19th century architect William Burges gazed upon the foundation of what was once the fortification of a 13th century Welsh chieftain, and saw the perfect beginnings of the dreamiest fairy castle ever.
Castell Coch was constructed to embody the marriage of Gothic and High Victorian design, a restoration of what was once a building of strategy and necessity into a decadent fantasy castle straight out of a storybook. Not much is known about the history of the earlier castle, the likelihood is that it was a victim of the 14th century Welsh rebellion, a forgettable architectural casualty. That is until John Crichton-Stuart, the 3rd Marquess of Bute, took an interest in the site in 1871. He contracted his architect Mr. Burges to take it on as their next ambitious reconstruction project, with big plans to turn the formerly functional castle into a ravishing architectural beauty.
While not exactly historically accurate, the restoration can surely be described as storybook whimsy. Conical towers rise above a fanciful drawbridge, while inside birds and butterflies grace guilder trellises. An ornate chimney piece depicting The Three Fates doling out the thread of life above an exquisite fireplace. Bedrooms and ballrooms, all draped in the opulence of High Victorian Gothic style.
Burges died in 1881, but the restoration continued. For another decade, bits and pieces were added, an architectural hybrid built purely for the pleasure of building a castle of fancy.
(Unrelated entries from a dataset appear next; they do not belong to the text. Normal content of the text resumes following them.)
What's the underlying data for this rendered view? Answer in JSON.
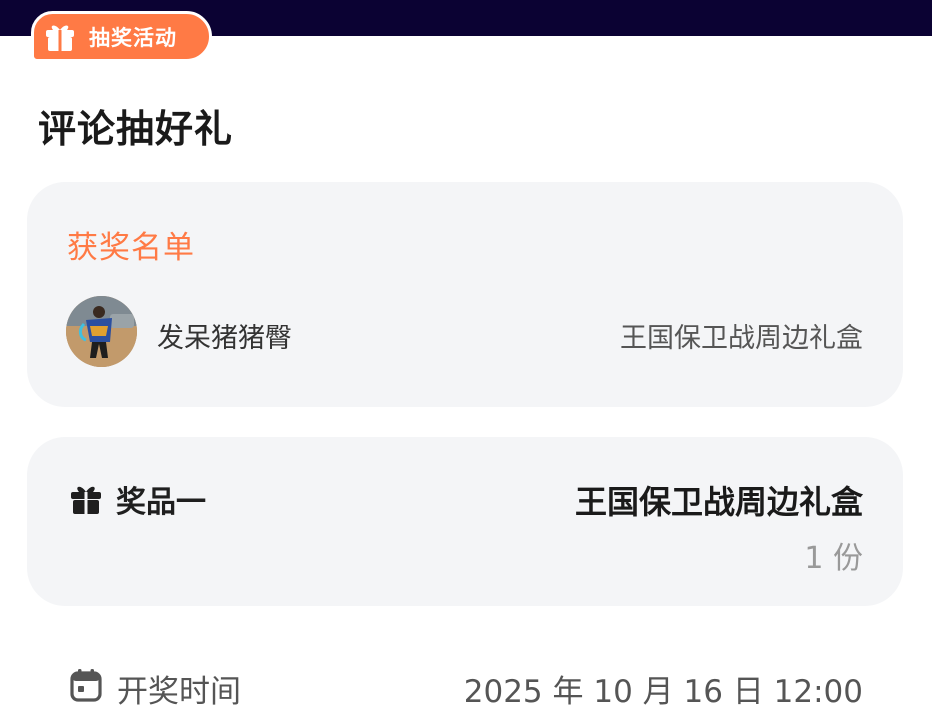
{
  "badge": {
    "label": "抽奖活动",
    "icon": "gift-box-icon"
  },
  "page_title": "评论抽好礼",
  "winners": {
    "title": "获奖名单",
    "items": [
      {
        "name": "发呆猪猪臀",
        "prize": "王国保卫战周边礼盒",
        "avatar": "user-avatar"
      }
    ]
  },
  "prize": {
    "label": "奖品一",
    "icon": "gift-icon",
    "name": "王国保卫战周边礼盒",
    "count": "1 份"
  },
  "draw_time": {
    "label": "开奖时间",
    "icon": "calendar-icon",
    "value": "2025 年 10 月 16 日 12:00"
  },
  "colors": {
    "accent": "#ff7a45",
    "top_band": "#0b0233",
    "card_bg": "#f4f5f7",
    "muted_text": "#999999"
  }
}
Today, the castle is in the hands of the Ministry of Works, and is considered forgiven for its historical inaccuracies for its architectural uniqueness.